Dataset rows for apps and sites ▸
================================
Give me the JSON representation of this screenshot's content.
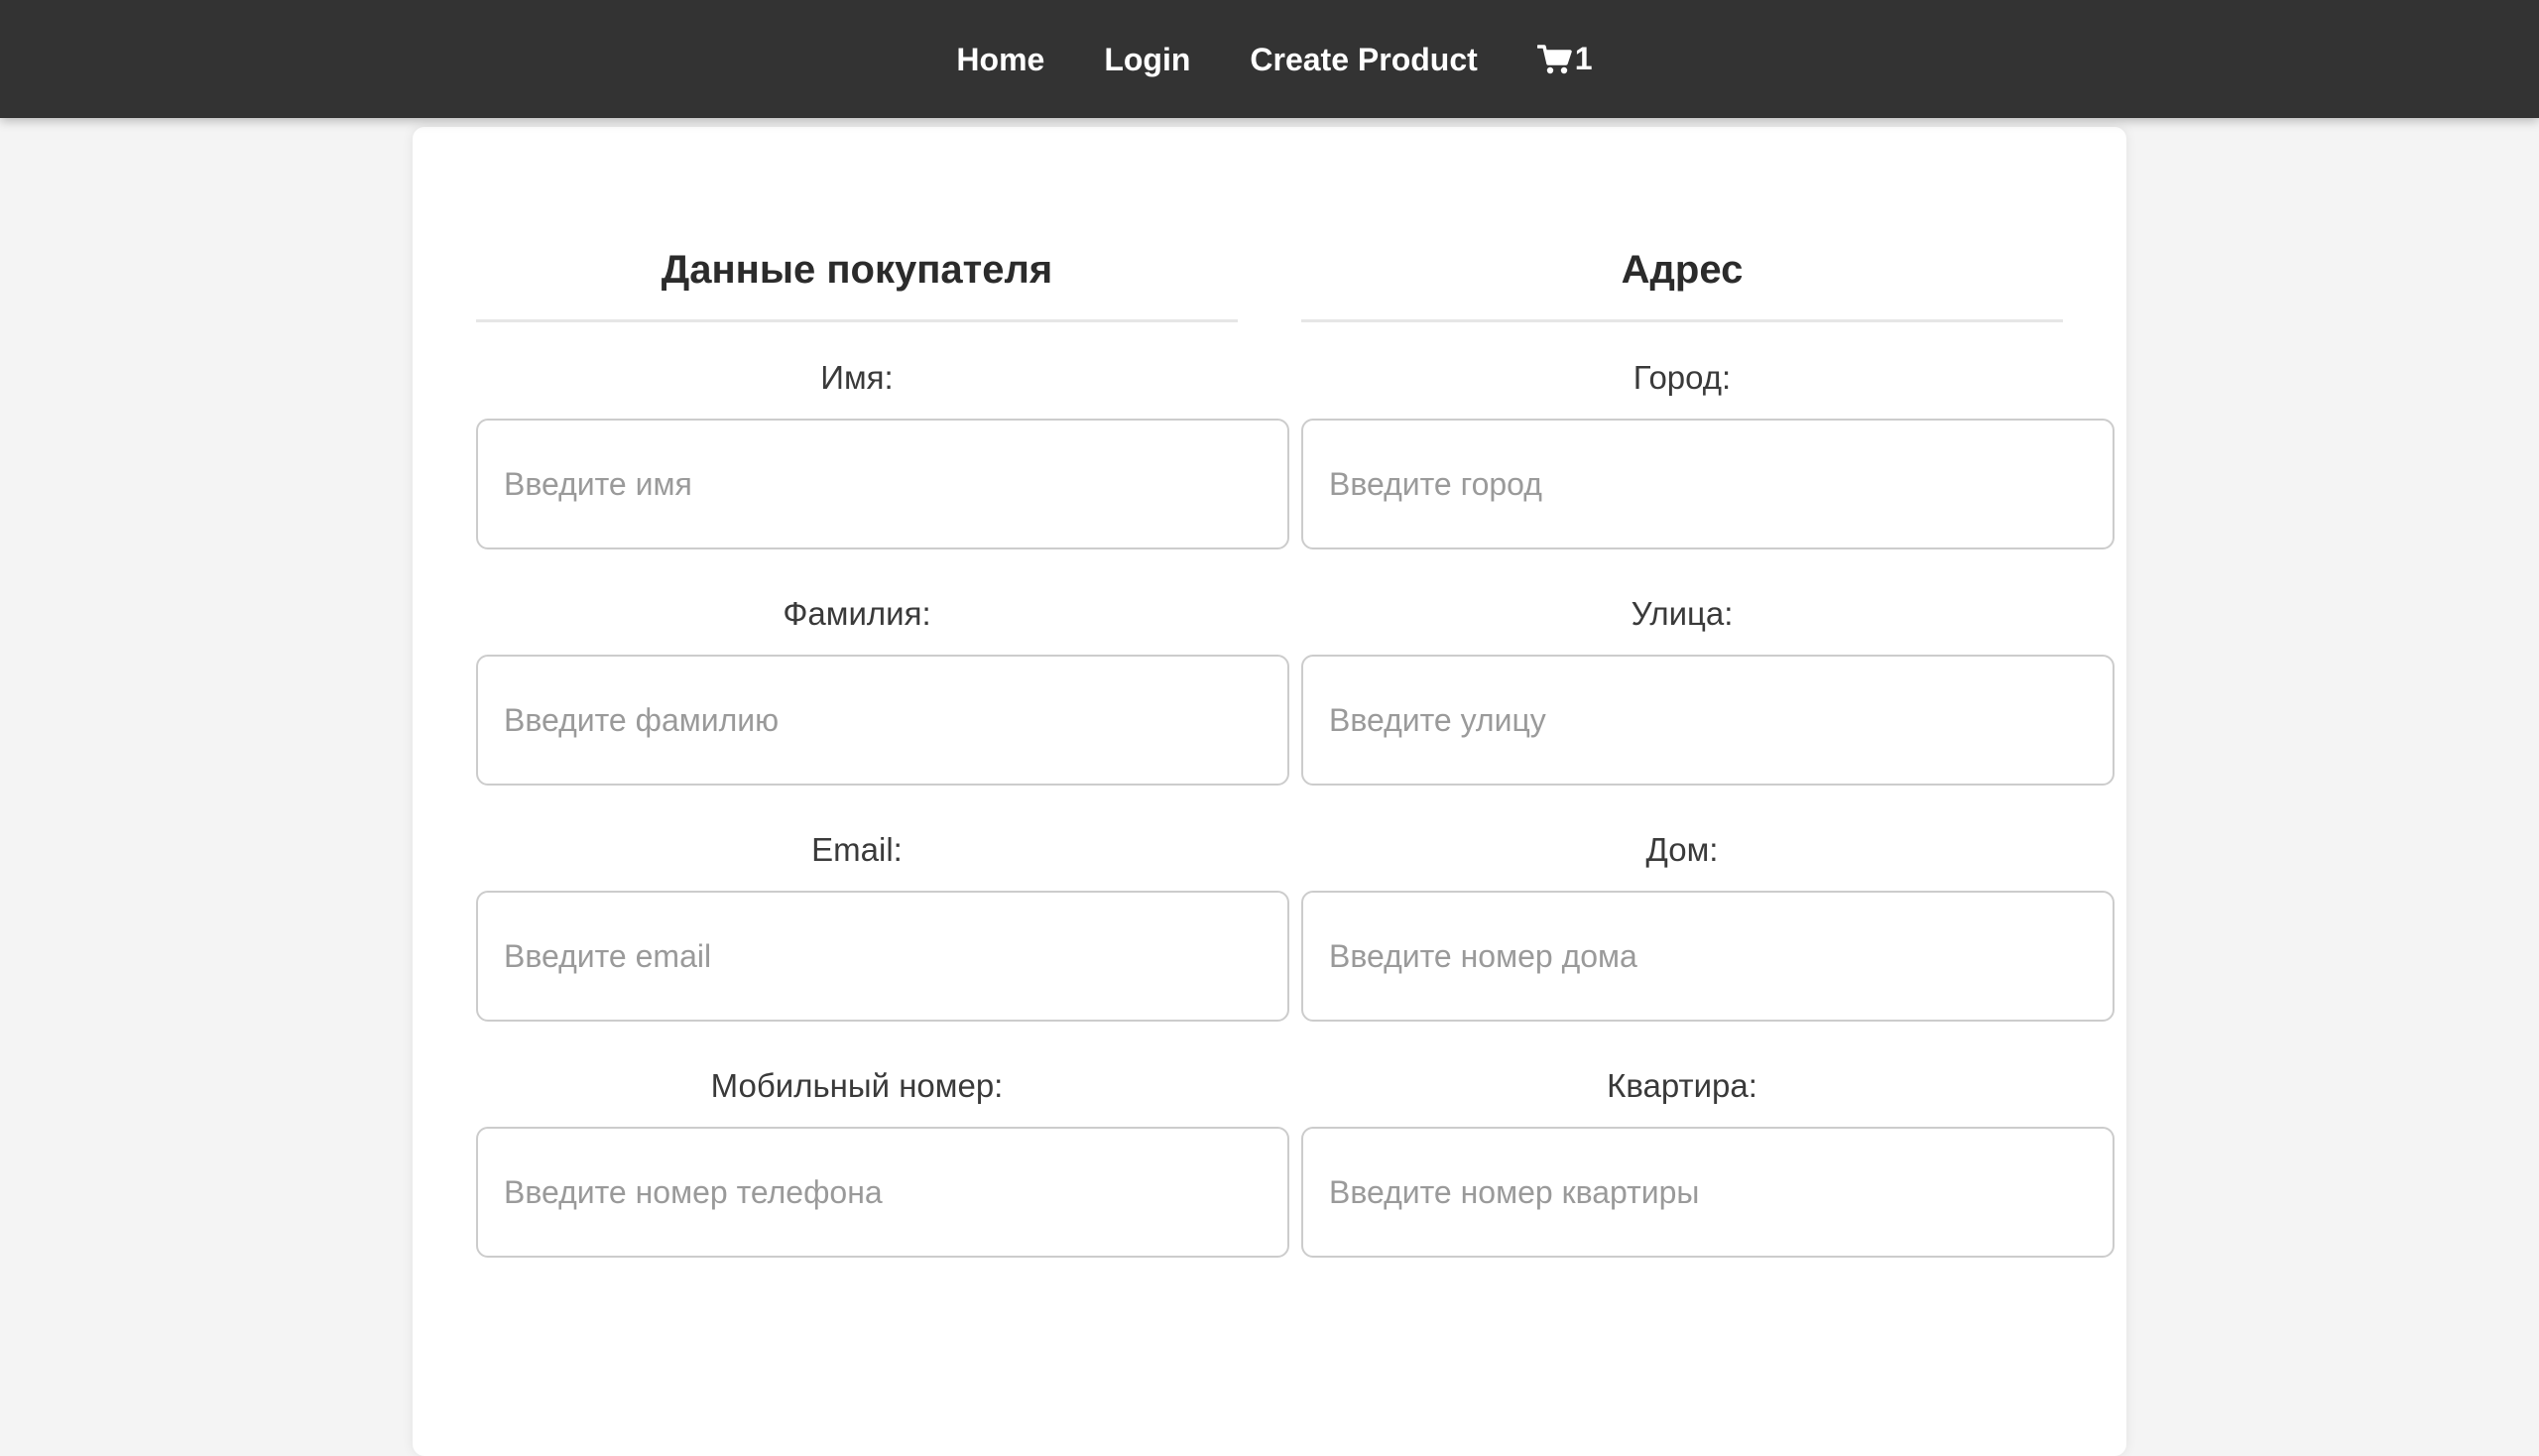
{
  "nav": {
    "home": "Home",
    "login": "Login",
    "create_product": "Create Product",
    "cart_icon": "shopping-cart-icon",
    "cart_count": "1"
  },
  "customer": {
    "title": "Данные покупателя",
    "fields": [
      {
        "label": "Имя:",
        "placeholder": "Введите имя",
        "value": ""
      },
      {
        "label": "Фамилия:",
        "placeholder": "Введите фамилию",
        "value": ""
      },
      {
        "label": "Email:",
        "placeholder": "Введите email",
        "value": ""
      },
      {
        "label": "Мобильный номер:",
        "placeholder": "Введите номер телефона",
        "value": ""
      }
    ]
  },
  "address": {
    "title": "Адрес",
    "fields": [
      {
        "label": "Город:",
        "placeholder": "Введите город",
        "value": ""
      },
      {
        "label": "Улица:",
        "placeholder": "Введите улицу",
        "value": ""
      },
      {
        "label": "Дом:",
        "placeholder": "Введите номер дома",
        "value": ""
      },
      {
        "label": "Квартира:",
        "placeholder": "Введите номер квартиры",
        "value": ""
      }
    ]
  },
  "colors": {
    "navbar_bg": "#333333",
    "page_bg": "#f4f4f4",
    "card_bg": "#ffffff",
    "input_border": "#cccccc",
    "placeholder": "#9a9a9a"
  }
}
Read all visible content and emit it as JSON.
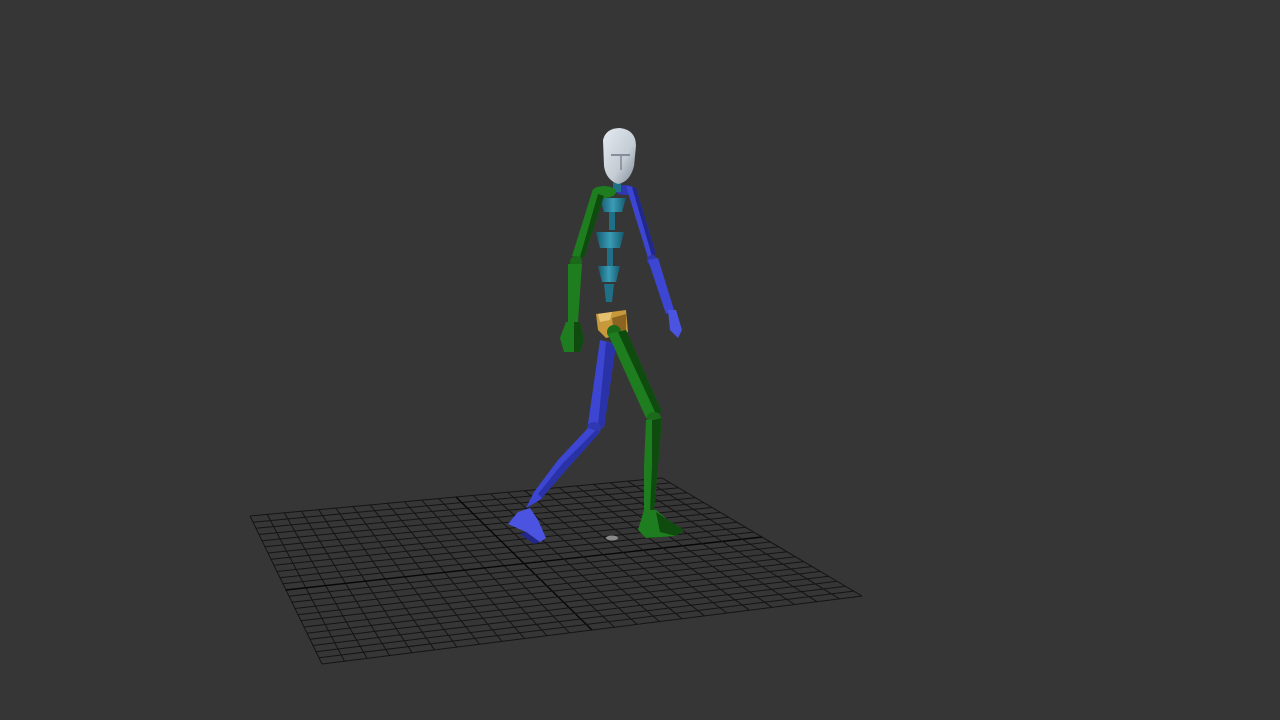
{
  "viewport": {
    "background": "#363636",
    "grid_color": "#141414",
    "grid_axis_color": "#060606"
  },
  "biped": {
    "left_side_color": "#1e7d1e",
    "left_side_shadow": "#0f4a0f",
    "right_side_color": "#3c46d2",
    "right_side_shadow": "#22288a",
    "spine_color": "#1f6f86",
    "spine_light": "#3a9cb6",
    "pelvis_color": "#c8993a",
    "head_color": "#c4ccd4",
    "head_shadow": "#7f8896"
  }
}
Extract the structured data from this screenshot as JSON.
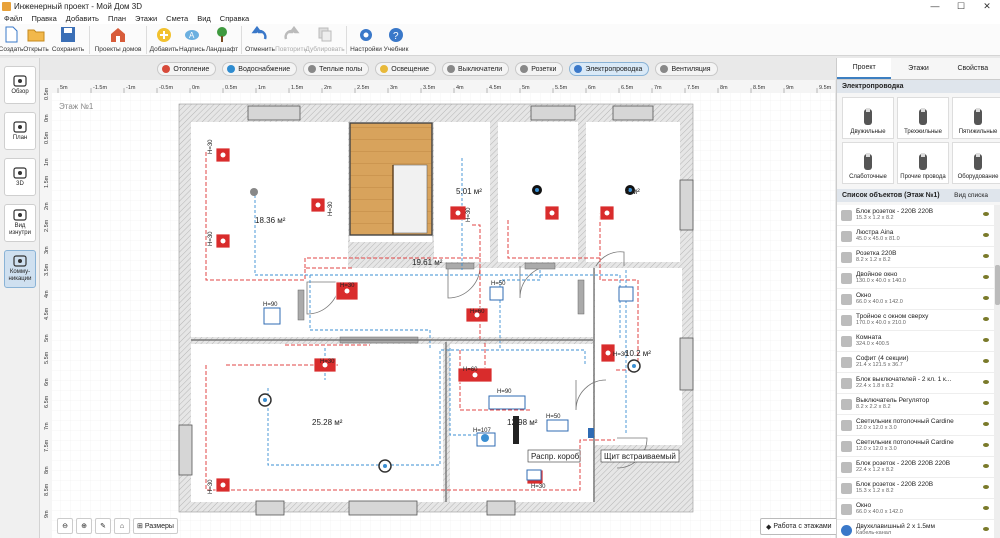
{
  "window": {
    "title": "Инженерный проект - Мой Дом 3D",
    "min": "—",
    "max": "☐",
    "close": "✕"
  },
  "menu": [
    "Файл",
    "Правка",
    "Добавить",
    "План",
    "Этажи",
    "Смета",
    "Вид",
    "Справка"
  ],
  "toolbar": [
    {
      "label": "Создать",
      "icon": "new-file-icon",
      "w": 22,
      "disabled": false
    },
    {
      "label": "Открыть",
      "icon": "open-folder-icon",
      "w": 28,
      "disabled": false
    },
    {
      "label": "Сохранить",
      "icon": "save-icon",
      "w": 36,
      "disabled": false
    },
    {
      "label": "Проекты домов",
      "icon": "house-projects-icon",
      "w": 50,
      "disabled": false
    },
    {
      "label": "Добавить",
      "icon": "add-icon",
      "w": 28,
      "disabled": false
    },
    {
      "label": "Надпись",
      "icon": "text-label-icon",
      "w": 28,
      "disabled": false
    },
    {
      "label": "Ландшафт",
      "icon": "landscape-icon",
      "w": 32,
      "disabled": false
    },
    {
      "label": "Отменить",
      "icon": "undo-icon",
      "w": 30,
      "disabled": false
    },
    {
      "label": "Повторить",
      "icon": "redo-icon",
      "w": 32,
      "disabled": true
    },
    {
      "label": "Дублировать",
      "icon": "duplicate-icon",
      "w": 36,
      "disabled": true
    },
    {
      "label": "Настройки",
      "icon": "settings-icon",
      "w": 32,
      "disabled": false
    },
    {
      "label": "Учебник",
      "icon": "tutorial-icon",
      "w": 28,
      "disabled": false
    }
  ],
  "categories": [
    {
      "label": "Отопление",
      "color": "#d74a3a",
      "active": false
    },
    {
      "label": "Водоснабжение",
      "color": "#2f8cd0",
      "active": false
    },
    {
      "label": "Теплые полы",
      "color": "#888",
      "active": false
    },
    {
      "label": "Освещение",
      "color": "#e8b93a",
      "active": false
    },
    {
      "label": "Выключатели",
      "color": "#888",
      "active": false
    },
    {
      "label": "Розетки",
      "color": "#888",
      "active": false
    },
    {
      "label": "Электропроводка",
      "color": "#3a78c9",
      "active": true
    },
    {
      "label": "Вентиляция",
      "color": "#888",
      "active": false
    }
  ],
  "left_nav": [
    {
      "label": "Обзор",
      "icon": "eye-icon",
      "active": false
    },
    {
      "label": "План",
      "icon": "plan-icon",
      "active": false
    },
    {
      "label": "3D",
      "icon": "cube-3d-icon",
      "active": false
    },
    {
      "label": "Вид изнутри",
      "icon": "inside-view-icon",
      "active": false
    },
    {
      "label": "Комму- никации",
      "icon": "communications-icon",
      "active": true
    }
  ],
  "floor_label": "Этаж №1",
  "ruler_top": [
    "5m",
    "-1.5m",
    "-1m",
    "-0.5m",
    "0m",
    "0.5m",
    "1m",
    "1.5m",
    "2m",
    "2.5m",
    "3m",
    "3.5m",
    "4m",
    "4.5m",
    "5m",
    "5.5m",
    "6m",
    "6.5m",
    "7m",
    "7.5m",
    "8m",
    "8.5m",
    "9m",
    "9.5m"
  ],
  "ruler_left": [
    "0.5m",
    "0m",
    "0.5m",
    "1m",
    "1.5m",
    "2m",
    "2.5m",
    "3m",
    "3.5m",
    "4m",
    "4.5m",
    "5m",
    "5.5m",
    "6m",
    "6.5m",
    "7m",
    "7.5m",
    "8m",
    "8.5m",
    "9m"
  ],
  "rooms": {
    "r1": "18.36 м²",
    "r2": "5.01 м²",
    "r3": "19.61 м²",
    "r4": "8 м²",
    "r5": "10.2 м²",
    "r6": "25.28 м²",
    "r7": "12.98 м²"
  },
  "heights": {
    "h30": "H=30",
    "h90": "H=90",
    "h60": "H=60",
    "h107": "H=107",
    "h50": "H=50"
  },
  "labels": {
    "distro_box": "Распр. короб",
    "panel": "Щит встраиваемый"
  },
  "right_panel": {
    "tabs": [
      "Проект",
      "Этажи",
      "Свойства"
    ],
    "section": "Электропроводка",
    "wire_types": [
      {
        "label": "Двужильные",
        "icon": "two-core-wire-icon"
      },
      {
        "label": "Трехжильные",
        "icon": "three-core-wire-icon"
      },
      {
        "label": "Пятижильные",
        "icon": "five-core-wire-icon"
      },
      {
        "label": "Слаботочные",
        "icon": "low-current-wire-icon"
      },
      {
        "label": "Прочие провода",
        "icon": "other-wires-icon"
      },
      {
        "label": "Оборудование",
        "icon": "equipment-icon"
      }
    ],
    "list_title": "Список объектов (Этаж №1)",
    "view_mode": "Вид списка",
    "objects": [
      {
        "name": "Блок розеток - 220В 220В",
        "dims": "15.3 x 1.2 x 8.2",
        "icon": "socket-block-icon"
      },
      {
        "name": "Люстра Aina",
        "dims": "45.0 x 45.0 x 81.0",
        "icon": "chandelier-icon"
      },
      {
        "name": "Розетка 220В",
        "dims": "8.2 x 1.2 x 8.2",
        "icon": "socket-icon"
      },
      {
        "name": "Двойное окно",
        "dims": "130.0 x 40.0 x 140.0",
        "icon": "window-icon"
      },
      {
        "name": "Окно",
        "dims": "66.0 x 40.0 x 142.0",
        "icon": "window-icon"
      },
      {
        "name": "Тройное с окном сверху",
        "dims": "170.0 x 40.0 x 210.0",
        "icon": "triple-window-icon"
      },
      {
        "name": "Комната",
        "dims": "324.0 x 400.5",
        "icon": "room-icon"
      },
      {
        "name": "Софит (4 секции)",
        "dims": "21.4 x 121.5 x 36.7",
        "icon": "soffit-icon"
      },
      {
        "name": "Блок выключателей - 2 кл. 1 к...",
        "dims": "22.4 x 1.8 x 8.2",
        "icon": "switch-block-icon"
      },
      {
        "name": "Выключатель Регулятор",
        "dims": "8.2 x 2.2 x 8.2",
        "icon": "dimmer-icon"
      },
      {
        "name": "Светильник потолочный Cardine",
        "dims": "12.0 x 12.0 x 3.0",
        "icon": "ceiling-light-icon"
      },
      {
        "name": "Светильник потолочный Cardine",
        "dims": "12.0 x 12.0 x 3.0",
        "icon": "ceiling-light-icon"
      },
      {
        "name": "Блок розеток - 220В 220В 220В",
        "dims": "22.4 x 1.2 x 8.2",
        "icon": "socket-block-icon"
      },
      {
        "name": "Блок розеток - 220В 220В",
        "dims": "15.3 x 1.2 x 8.2",
        "icon": "socket-block-icon"
      },
      {
        "name": "Окно",
        "dims": "66.0 x 40.0 x 142.0",
        "icon": "window-icon"
      },
      {
        "name": "Двухклавишный 2 x 1.5мм",
        "dims": "Кабель-канал",
        "icon": "wire-icon"
      }
    ]
  },
  "bottom": {
    "dims_label": "Размеры",
    "floor_btn": "Работа с этажами"
  }
}
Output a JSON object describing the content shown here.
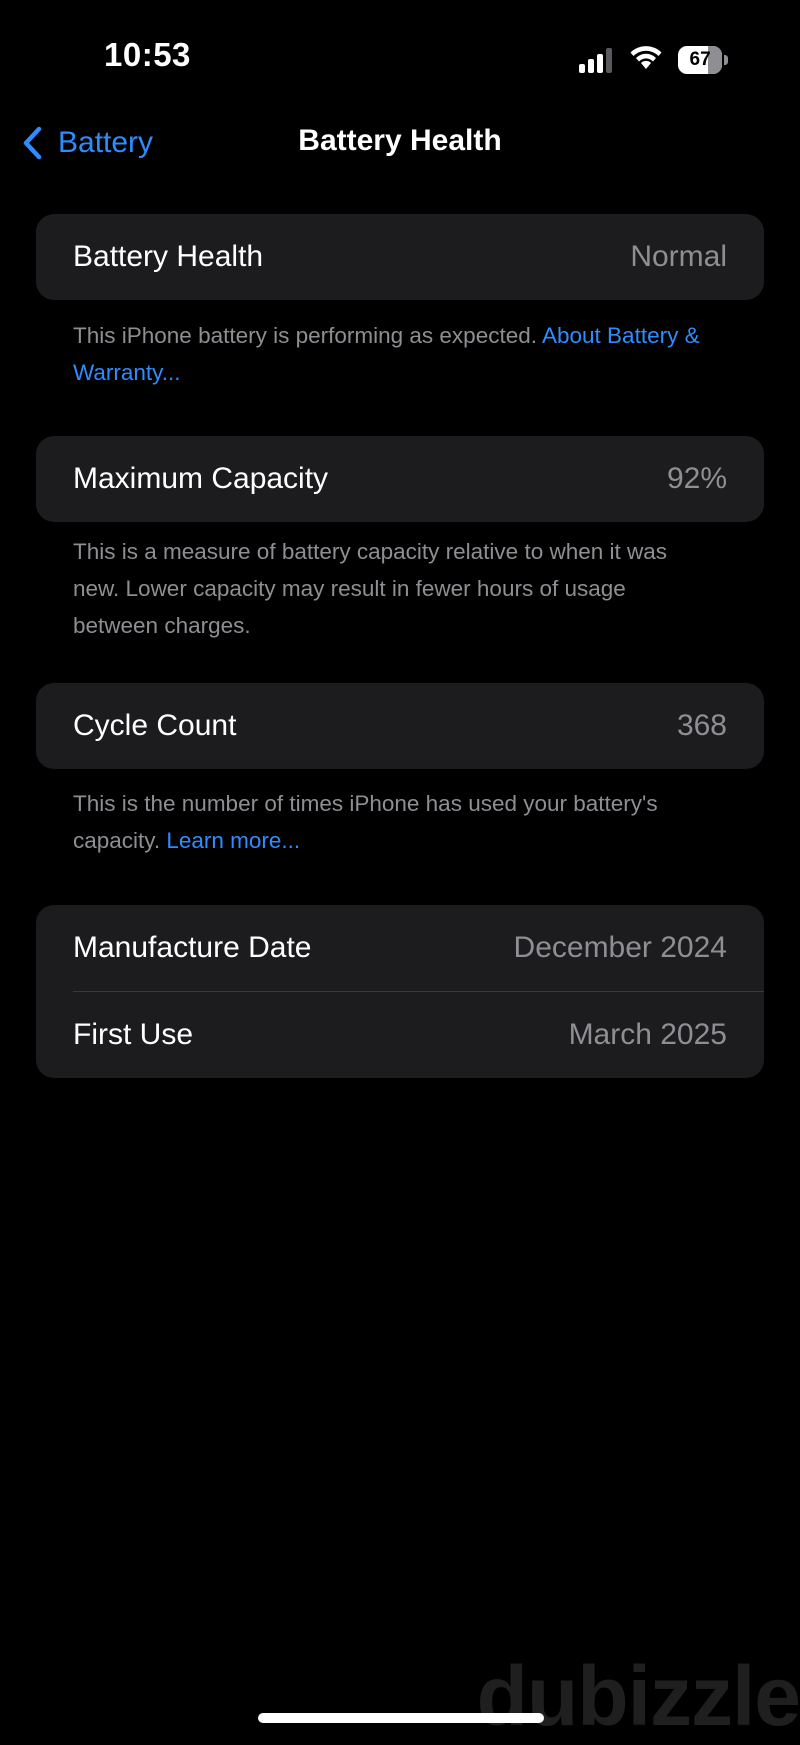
{
  "status_bar": {
    "time": "10:53",
    "battery_level": "67",
    "battery_fraction": 0.67,
    "icons": [
      "signal-icon",
      "wifi-icon",
      "battery-icon"
    ]
  },
  "nav": {
    "back_label": "Battery",
    "title": "Battery Health"
  },
  "sections": {
    "health": {
      "label": "Battery Health",
      "value": "Normal",
      "footnote_text": "This iPhone battery is performing as expected. ",
      "footnote_link": "About Battery & Warranty..."
    },
    "capacity": {
      "label": "Maximum Capacity",
      "value": "92%",
      "footnote_text": "This is a measure of battery capacity relative to when it was new. Lower capacity may result in fewer hours of usage between charges."
    },
    "cycles": {
      "label": "Cycle Count",
      "value": "368",
      "footnote_text": "This is the number of times iPhone has used your battery's capacity. ",
      "footnote_link": "Learn more..."
    },
    "dates": {
      "manufacture_label": "Manufacture Date",
      "manufacture_value": "December 2024",
      "first_use_label": "First Use",
      "first_use_value": "March 2025"
    }
  },
  "watermark": "dubizzle",
  "colors": {
    "background": "#000000",
    "card": "#1c1c1e",
    "accent": "#2f8cff",
    "secondary_text": "#8e8e93"
  }
}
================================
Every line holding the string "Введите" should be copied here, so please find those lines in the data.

Problem solution ▸
        "placeholder": "Введите имя",
        "placeholder": "Введите фамилию",
        "placeholder": "Введите email",
        "placeholder": "Введите номер телефона",
        "placeholder": "Введите город",
        "placeholder": "Введите улицу",
        "placeholder": "Введите номер дома",
        "placeholder": "Введите номер квартиры",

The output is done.